With capital controls starting to creep in and with a big peak in debt redemptions looming, as per chart below, Greece is now entering the last stage of pre-default financial acrobatics.
The country bonds are now re-tracing previous peaks (more on this here):
And as cash transfers from the local governments to the Central Bank (see link above), plus continued depositors flight are blowing an ever widening hole in Greek balance sheets, the ECB is seriously considering to cut substantially Greek banks' access to liquidity. The cut will have to be along the ELA lines (ELA governing rules are available here). Meanwhile, Greek banks' shares are tanking, down some 50% in a month and a half:
All of which has, as a backdrop, pretty ominous (though entirely correct) ECB talk about the options for Greek default.
This is going to be an eventful day or two, folks.
Update 1: A handy chart summing up ECB's 'headache'
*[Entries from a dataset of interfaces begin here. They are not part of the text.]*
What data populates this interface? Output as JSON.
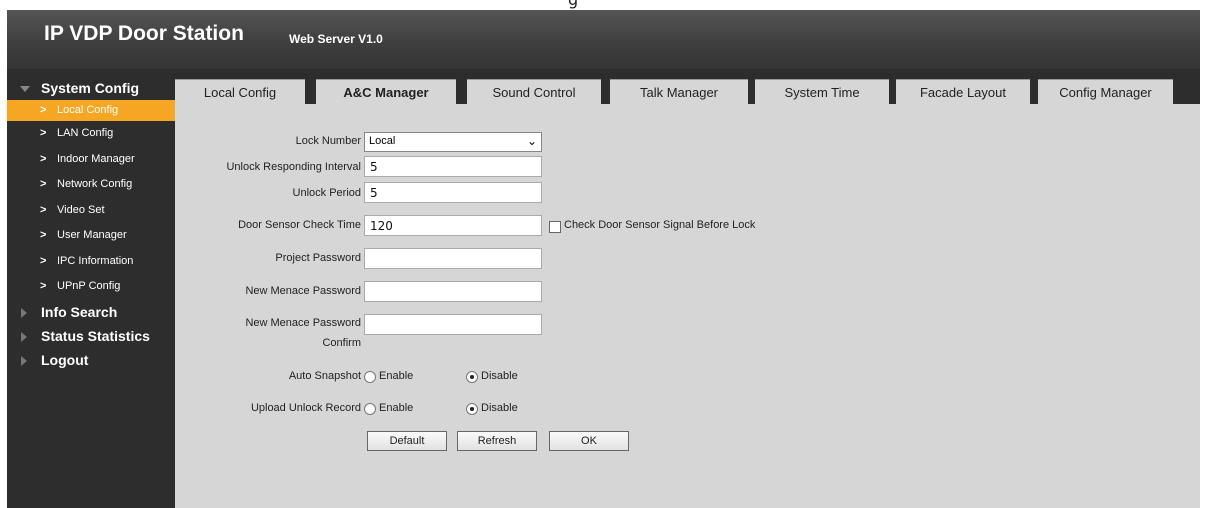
{
  "top_label": "g",
  "header": {
    "title": "IP VDP Door Station",
    "subtitle": "Web Server V1.0"
  },
  "sidebar": {
    "system_config": "System Config",
    "items": [
      "Local Config",
      "LAN Config",
      "Indoor Manager",
      "Network Config",
      "Video Set",
      "User Manager",
      "IPC Information",
      "UPnP Config"
    ],
    "info_search": "Info Search",
    "status_statistics": "Status Statistics",
    "logout": "Logout",
    "chevron": ">"
  },
  "tabs": [
    "Local Config",
    "A&C Manager",
    "Sound Control",
    "Talk Manager",
    "System Time",
    "Facade Layout",
    "Config Manager"
  ],
  "form": {
    "lock_number_label": "Lock Number",
    "lock_number_value": "Local",
    "unlock_interval_label": "Unlock Responding Interval",
    "unlock_interval_value": "5",
    "unlock_period_label": "Unlock Period",
    "unlock_period_value": "5",
    "door_sensor_label": "Door Sensor Check Time",
    "door_sensor_value": "120",
    "check_signal_label": "Check Door Sensor Signal Before Lock",
    "project_password_label": "Project Password",
    "menace_password_label": "New Menace Password",
    "menace_confirm_label_1": "New Menace Password",
    "menace_confirm_label_2": "Confirm",
    "auto_snapshot_label": "Auto Snapshot",
    "upload_unlock_label": "Upload Unlock Record",
    "enable": "Enable",
    "disable": "Disable",
    "caret": "⌄"
  },
  "buttons": {
    "default": "Default",
    "refresh": "Refresh",
    "ok": "OK"
  },
  "colors": {
    "header_bg": "#3f3f3f",
    "sidebar_bg": "#2d2d2d",
    "active_item": "#f5a623",
    "content_bg": "#d6d6d6"
  }
}
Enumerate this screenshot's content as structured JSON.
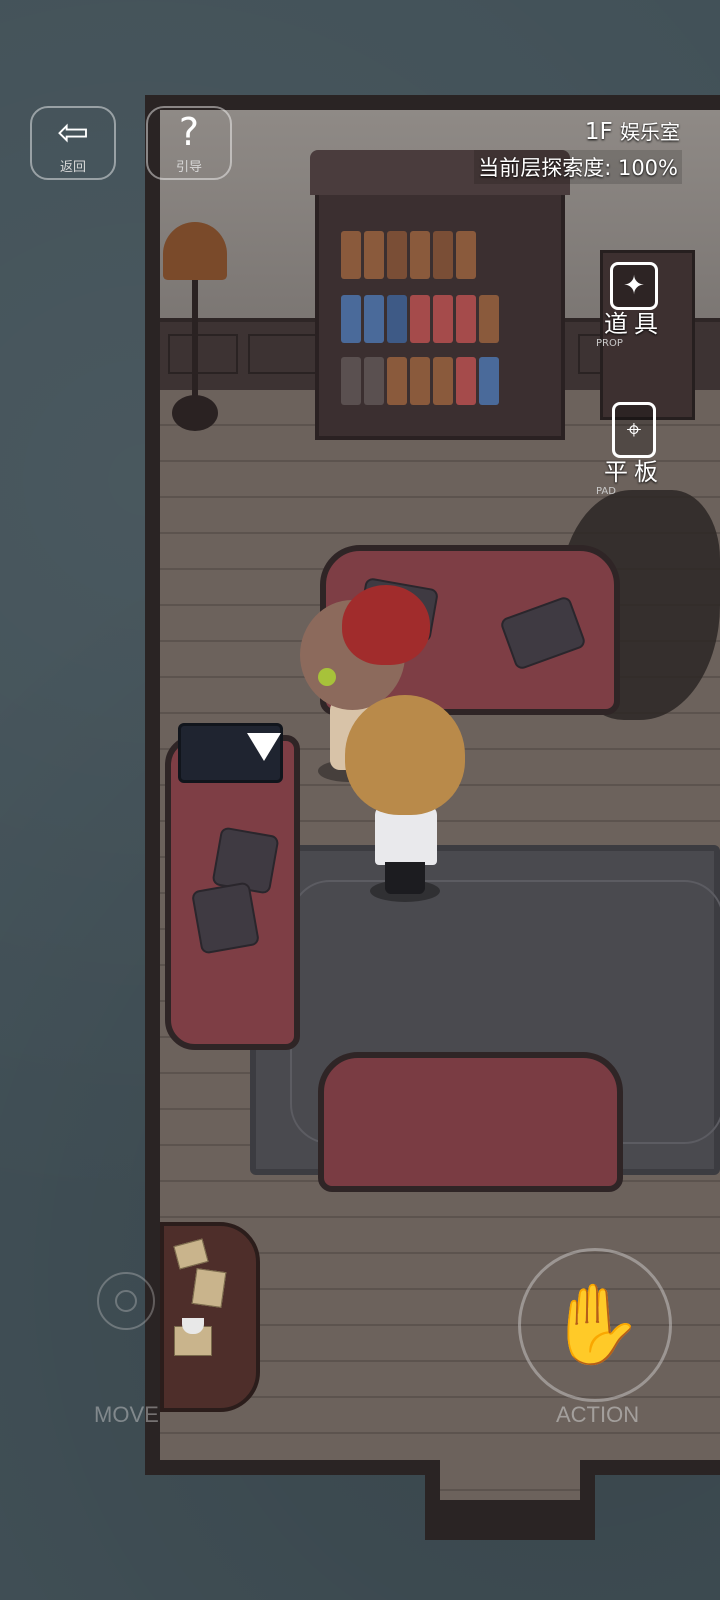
{
  "hud": {
    "back_label": "返回",
    "guide_label": "引导",
    "back_icon": "exit-arrow-icon",
    "guide_icon": "question-mark-icon",
    "guide_glyph": "?",
    "back_glyph": "⇦"
  },
  "location": {
    "floor": "1F",
    "room": "娱乐室",
    "explore_text": "当前层探索度: 100%"
  },
  "side_menu": {
    "props_label": "道具",
    "props_sub": "PROP",
    "props_icon": "toolbox-icon",
    "props_glyph": "✦",
    "pad_label": "平板",
    "pad_sub": "PAD",
    "pad_icon": "map-pin-icon",
    "pad_glyph": "⌖"
  },
  "controls": {
    "move_label": "MOVE",
    "action_label": "ACTION",
    "action_icon": "hand-icon",
    "action_glyph": "✋"
  },
  "colors": {
    "background": "#425158",
    "sofa": "#7e3e45",
    "hat": "#a12c2c",
    "indicator": "#ffffff"
  }
}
And as @Schuldensuehner notes: "Grexit costs rise by the minute" as country Target2 liabilities have reached EUR110.4 billion, "mainly driven by ELA for banks."